What this task involves >> Please copy the data below exactly; none of the pictures in it belong in the copy.

Records shown >>
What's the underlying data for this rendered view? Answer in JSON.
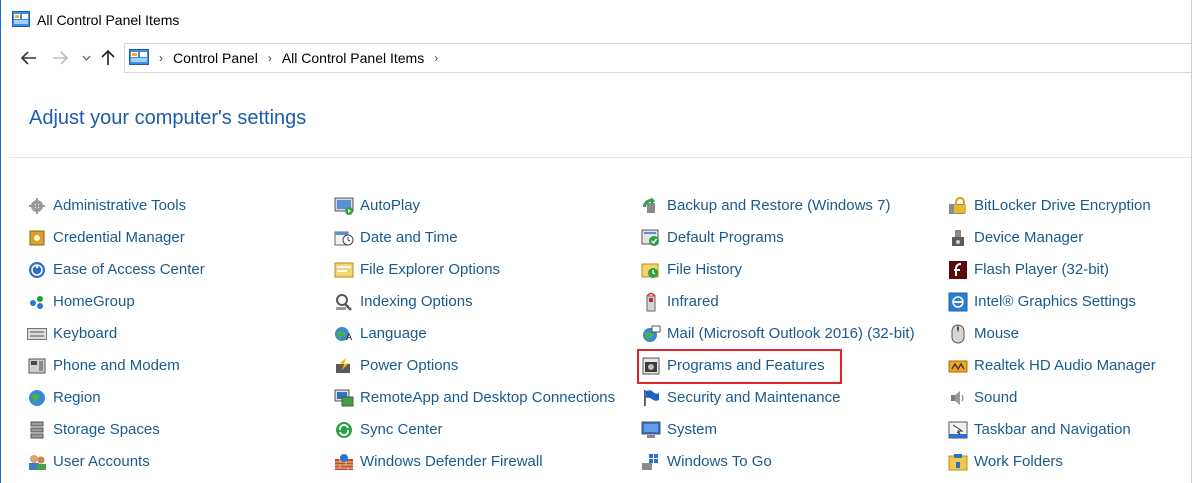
{
  "window": {
    "title": "All Control Panel Items"
  },
  "breadcrumb": {
    "items": [
      "Control Panel",
      "All Control Panel Items"
    ]
  },
  "heading": "Adjust your computer's settings",
  "columns": [
    [
      {
        "label": "Administrative Tools",
        "icon": "administrative-tools-icon"
      },
      {
        "label": "Credential Manager",
        "icon": "credential-manager-icon"
      },
      {
        "label": "Ease of Access Center",
        "icon": "ease-of-access-icon"
      },
      {
        "label": "HomeGroup",
        "icon": "homegroup-icon"
      },
      {
        "label": "Keyboard",
        "icon": "keyboard-icon"
      },
      {
        "label": "Phone and Modem",
        "icon": "phone-modem-icon"
      },
      {
        "label": "Region",
        "icon": "region-icon"
      },
      {
        "label": "Storage Spaces",
        "icon": "storage-spaces-icon"
      },
      {
        "label": "User Accounts",
        "icon": "user-accounts-icon"
      }
    ],
    [
      {
        "label": "AutoPlay",
        "icon": "autoplay-icon"
      },
      {
        "label": "Date and Time",
        "icon": "date-time-icon"
      },
      {
        "label": "File Explorer Options",
        "icon": "folder-options-icon"
      },
      {
        "label": "Indexing Options",
        "icon": "indexing-icon"
      },
      {
        "label": "Language",
        "icon": "language-icon"
      },
      {
        "label": "Power Options",
        "icon": "power-options-icon"
      },
      {
        "label": "RemoteApp and Desktop Connections",
        "icon": "remoteapp-icon"
      },
      {
        "label": "Sync Center",
        "icon": "sync-center-icon"
      },
      {
        "label": "Windows Defender Firewall",
        "icon": "firewall-icon"
      }
    ],
    [
      {
        "label": "Backup and Restore (Windows 7)",
        "icon": "backup-restore-icon"
      },
      {
        "label": "Default Programs",
        "icon": "default-programs-icon"
      },
      {
        "label": "File History",
        "icon": "file-history-icon"
      },
      {
        "label": "Infrared",
        "icon": "infrared-icon"
      },
      {
        "label": "Mail (Microsoft Outlook 2016) (32-bit)",
        "icon": "mail-icon"
      },
      {
        "label": "Programs and Features",
        "icon": "programs-features-icon"
      },
      {
        "label": "Security and Maintenance",
        "icon": "security-flag-icon"
      },
      {
        "label": "System",
        "icon": "system-icon"
      },
      {
        "label": "Windows To Go",
        "icon": "windows-to-go-icon"
      }
    ],
    [
      {
        "label": "BitLocker Drive Encryption",
        "icon": "bitlocker-icon"
      },
      {
        "label": "Device Manager",
        "icon": "device-manager-icon"
      },
      {
        "label": "Flash Player (32-bit)",
        "icon": "flash-player-icon"
      },
      {
        "label": "Intel® Graphics Settings",
        "icon": "intel-graphics-icon"
      },
      {
        "label": "Mouse",
        "icon": "mouse-icon"
      },
      {
        "label": "Realtek HD Audio Manager",
        "icon": "realtek-audio-icon"
      },
      {
        "label": "Sound",
        "icon": "sound-icon"
      },
      {
        "label": "Taskbar and Navigation",
        "icon": "taskbar-icon"
      },
      {
        "label": "Work Folders",
        "icon": "work-folders-icon"
      }
    ]
  ],
  "highlighted_item": "Programs and Features",
  "colors": {
    "link": "#1a5b8e",
    "heading": "#1e5ba8",
    "highlight_border": "#e0242a"
  }
}
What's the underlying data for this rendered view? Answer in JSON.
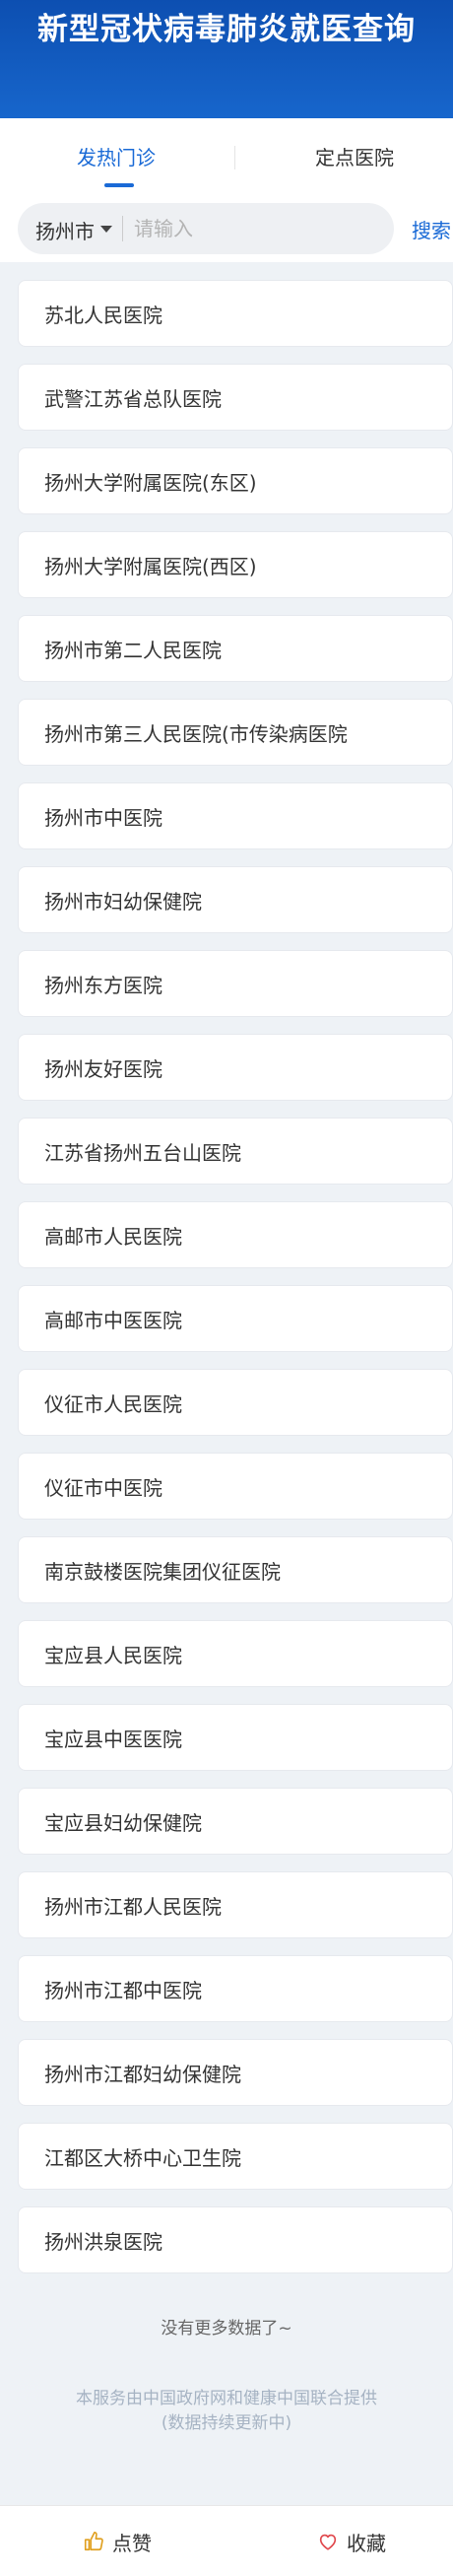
{
  "header": {
    "title": "新型冠状病毒肺炎就医查询"
  },
  "tabs": [
    {
      "label": "发热门诊",
      "active": true
    },
    {
      "label": "定点医院",
      "active": false
    }
  ],
  "search": {
    "city": "扬州市",
    "placeholder": "请输入",
    "value": "",
    "button_label": "搜索"
  },
  "hospitals": [
    "苏北人民医院",
    "武警江苏省总队医院",
    "扬州大学附属医院(东区)",
    "扬州大学附属医院(西区)",
    "扬州市第二人民医院",
    "扬州市第三人民医院(市传染病医院",
    "扬州市中医院",
    "扬州市妇幼保健院",
    "扬州东方医院",
    "扬州友好医院",
    "江苏省扬州五台山医院",
    "高邮市人民医院",
    "高邮市中医医院",
    "仪征市人民医院",
    "仪征市中医院",
    "南京鼓楼医院集团仪征医院",
    "宝应县人民医院",
    "宝应县中医医院",
    "宝应县妇幼保健院",
    "扬州市江都人民医院",
    "扬州市江都中医院",
    "扬州市江都妇幼保健院",
    "江都区大桥中心卫生院",
    "扬州洪泉医院"
  ],
  "list_end_text": "没有更多数据了~",
  "footer": {
    "line1": "本服务由中国政府网和健康中国联合提供",
    "line2": "(数据持续更新中)"
  },
  "bottom_bar": {
    "like_label": "点赞",
    "like_icon": "thumbs-up-icon",
    "favorite_label": "收藏",
    "favorite_icon": "heart-icon"
  },
  "colors": {
    "header_bg": "#1766cc",
    "accent": "#1a6ad6",
    "page_bg": "#eef2f6",
    "heart": "#e0474c"
  }
}
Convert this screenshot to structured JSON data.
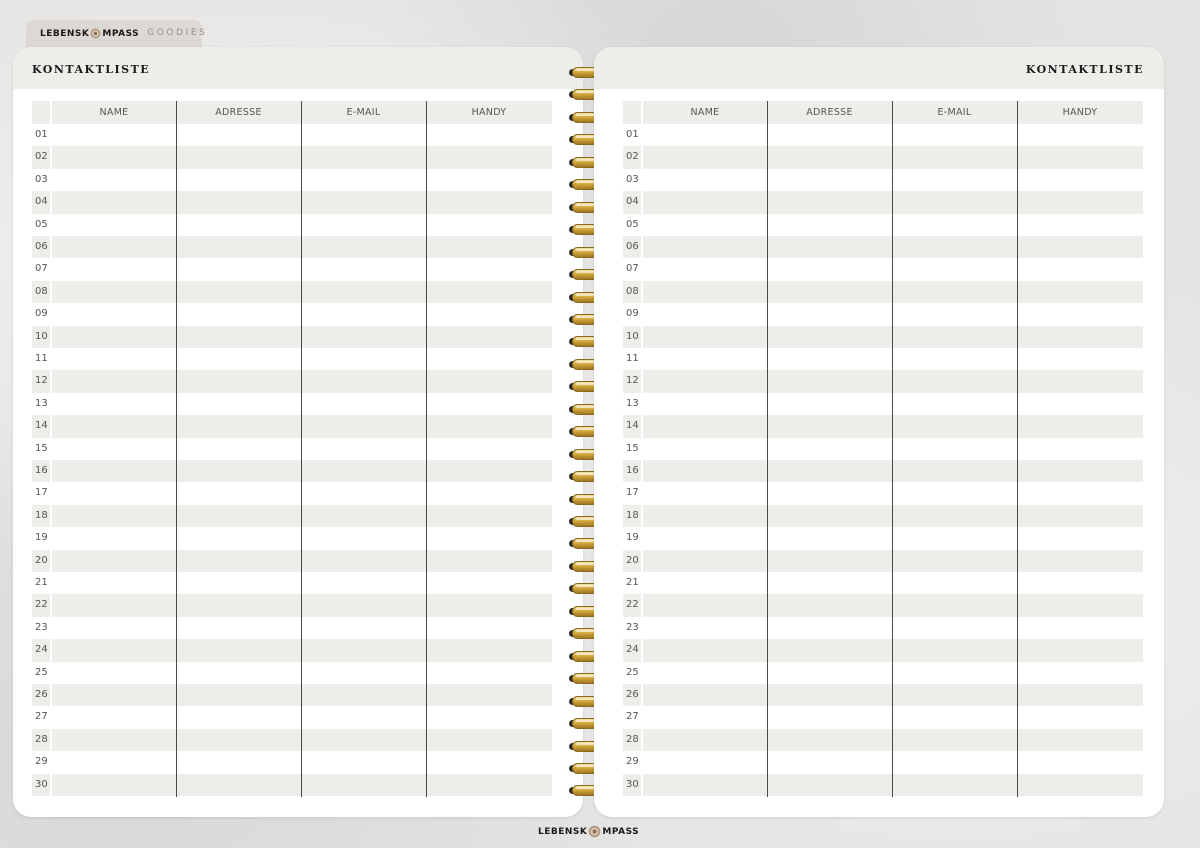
{
  "top_tab": {
    "brand_left": "LEBENSK",
    "brand_right": "MPASS",
    "label": "GOODIES"
  },
  "footer": {
    "brand_left": "LEBENSK",
    "brand_right": "MPASS"
  },
  "pages": [
    {
      "title": "KONTAKTLISTE",
      "columns": [
        "NAME",
        "ADRESSE",
        "E-MAIL",
        "HANDY"
      ],
      "rows": [
        "01",
        "02",
        "03",
        "04",
        "05",
        "06",
        "07",
        "08",
        "09",
        "10",
        "11",
        "12",
        "13",
        "14",
        "15",
        "16",
        "17",
        "18",
        "19",
        "20",
        "21",
        "22",
        "23",
        "24",
        "25",
        "26",
        "27",
        "28",
        "29",
        "30"
      ]
    },
    {
      "title": "KONTAKTLISTE",
      "columns": [
        "NAME",
        "ADRESSE",
        "E-MAIL",
        "HANDY"
      ],
      "rows": [
        "01",
        "02",
        "03",
        "04",
        "05",
        "06",
        "07",
        "08",
        "09",
        "10",
        "11",
        "12",
        "13",
        "14",
        "15",
        "16",
        "17",
        "18",
        "19",
        "20",
        "21",
        "22",
        "23",
        "24",
        "25",
        "26",
        "27",
        "28",
        "29",
        "30"
      ]
    }
  ],
  "colors": {
    "stripe": "#efedea",
    "page": "#ffffff",
    "background": "#e4e3e1",
    "ring_gold": "#d4a93e"
  },
  "spiral_ring_count": 33
}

Exercise answer >>
What's the underlying data for this rendered view? Answer in JSON.
{
  "window": {
    "title": "All Control Panel Items"
  },
  "breadcrumb": {
    "items": [
      "Control Panel",
      "All Control Panel Items"
    ]
  },
  "heading": "Adjust your computer's settings",
  "columns": [
    [
      {
        "label": "Administrative Tools",
        "icon": "administrative-tools-icon"
      },
      {
        "label": "Credential Manager",
        "icon": "credential-manager-icon"
      },
      {
        "label": "Ease of Access Center",
        "icon": "ease-of-access-icon"
      },
      {
        "label": "HomeGroup",
        "icon": "homegroup-icon"
      },
      {
        "label": "Keyboard",
        "icon": "keyboard-icon"
      },
      {
        "label": "Phone and Modem",
        "icon": "phone-modem-icon"
      },
      {
        "label": "Region",
        "icon": "region-icon"
      },
      {
        "label": "Storage Spaces",
        "icon": "storage-spaces-icon"
      },
      {
        "label": "User Accounts",
        "icon": "user-accounts-icon"
      }
    ],
    [
      {
        "label": "AutoPlay",
        "icon": "autoplay-icon"
      },
      {
        "label": "Date and Time",
        "icon": "date-time-icon"
      },
      {
        "label": "File Explorer Options",
        "icon": "folder-options-icon"
      },
      {
        "label": "Indexing Options",
        "icon": "indexing-icon"
      },
      {
        "label": "Language",
        "icon": "language-icon"
      },
      {
        "label": "Power Options",
        "icon": "power-options-icon"
      },
      {
        "label": "RemoteApp and Desktop Connections",
        "icon": "remoteapp-icon"
      },
      {
        "label": "Sync Center",
        "icon": "sync-center-icon"
      },
      {
        "label": "Windows Defender Firewall",
        "icon": "firewall-icon"
      }
    ],
    [
      {
        "label": "Backup and Restore (Windows 7)",
        "icon": "backup-restore-icon"
      },
      {
        "label": "Default Programs",
        "icon": "default-programs-icon"
      },
      {
        "label": "File History",
        "icon": "file-history-icon"
      },
      {
        "label": "Infrared",
        "icon": "infrared-icon"
      },
      {
        "label": "Mail (Microsoft Outlook 2016) (32-bit)",
        "icon": "mail-icon"
      },
      {
        "label": "Programs and Features",
        "icon": "programs-features-icon"
      },
      {
        "label": "Security and Maintenance",
        "icon": "security-flag-icon"
      },
      {
        "label": "System",
        "icon": "system-icon"
      },
      {
        "label": "Windows To Go",
        "icon": "windows-to-go-icon"
      }
    ],
    [
      {
        "label": "BitLocker Drive Encryption",
        "icon": "bitlocker-icon"
      },
      {
        "label": "Device Manager",
        "icon": "device-manager-icon"
      },
      {
        "label": "Flash Player (32-bit)",
        "icon": "flash-player-icon"
      },
      {
        "label": "Intel® Graphics Settings",
        "icon": "intel-graphics-icon"
      },
      {
        "label": "Mouse",
        "icon": "mouse-icon"
      },
      {
        "label": "Realtek HD Audio Manager",
        "icon": "realtek-audio-icon"
      },
      {
        "label": "Sound",
        "icon": "sound-icon"
      },
      {
        "label": "Taskbar and Navigation",
        "icon": "taskbar-icon"
      },
      {
        "label": "Work Folders",
        "icon": "work-folders-icon"
      }
    ]
  ],
  "highlighted_item": "Programs and Features",
  "colors": {
    "link": "#1a5b8e",
    "heading": "#1e5ba8",
    "highlight_border": "#e0242a"
  }
}
What's the underlying data for this rendered view? Answer in JSON.
{
  "header": {
    "title": "新型冠状病毒肺炎就医查询"
  },
  "tabs": [
    {
      "label": "发热门诊",
      "active": true
    },
    {
      "label": "定点医院",
      "active": false
    }
  ],
  "search": {
    "city": "扬州市",
    "placeholder": "请输入",
    "value": "",
    "button_label": "搜索"
  },
  "hospitals": [
    "苏北人民医院",
    "武警江苏省总队医院",
    "扬州大学附属医院(东区)",
    "扬州大学附属医院(西区)",
    "扬州市第二人民医院",
    "扬州市第三人民医院(市传染病医院",
    "扬州市中医院",
    "扬州市妇幼保健院",
    "扬州东方医院",
    "扬州友好医院",
    "江苏省扬州五台山医院",
    "高邮市人民医院",
    "高邮市中医医院",
    "仪征市人民医院",
    "仪征市中医院",
    "南京鼓楼医院集团仪征医院",
    "宝应县人民医院",
    "宝应县中医医院",
    "宝应县妇幼保健院",
    "扬州市江都人民医院",
    "扬州市江都中医院",
    "扬州市江都妇幼保健院",
    "江都区大桥中心卫生院",
    "扬州洪泉医院"
  ],
  "list_end_text": "没有更多数据了~",
  "footer": {
    "line1": "本服务由中国政府网和健康中国联合提供",
    "line2": "(数据持续更新中)"
  },
  "bottom_bar": {
    "like_label": "点赞",
    "like_icon": "thumbs-up-icon",
    "favorite_label": "收藏",
    "favorite_icon": "heart-icon"
  },
  "colors": {
    "header_bg": "#1766cc",
    "accent": "#1a6ad6",
    "page_bg": "#eef2f6",
    "heart": "#e0474c"
  }
}
Convert this screenshot to structured JSON data.
{
  "top_tab": {
    "brand_left": "LEBENSK",
    "brand_right": "MPASS",
    "label": "GOODIES"
  },
  "footer": {
    "brand_left": "LEBENSK",
    "brand_right": "MPASS"
  },
  "pages": [
    {
      "title": "KONTAKTLISTE",
      "columns": [
        "NAME",
        "ADRESSE",
        "E-MAIL",
        "HANDY"
      ],
      "rows": [
        "01",
        "02",
        "03",
        "04",
        "05",
        "06",
        "07",
        "08",
        "09",
        "10",
        "11",
        "12",
        "13",
        "14",
        "15",
        "16",
        "17",
        "18",
        "19",
        "20",
        "21",
        "22",
        "23",
        "24",
        "25",
        "26",
        "27",
        "28",
        "29",
        "30"
      ]
    },
    {
      "title": "KONTAKTLISTE",
      "columns": [
        "NAME",
        "ADRESSE",
        "E-MAIL",
        "HANDY"
      ],
      "rows": [
        "01",
        "02",
        "03",
        "04",
        "05",
        "06",
        "07",
        "08",
        "09",
        "10",
        "11",
        "12",
        "13",
        "14",
        "15",
        "16",
        "17",
        "18",
        "19",
        "20",
        "21",
        "22",
        "23",
        "24",
        "25",
        "26",
        "27",
        "28",
        "29",
        "30"
      ]
    }
  ],
  "colors": {
    "stripe": "#efedea",
    "page": "#ffffff",
    "background": "#e4e3e1",
    "ring_gold": "#d4a93e"
  },
  "spiral_ring_count": 33
}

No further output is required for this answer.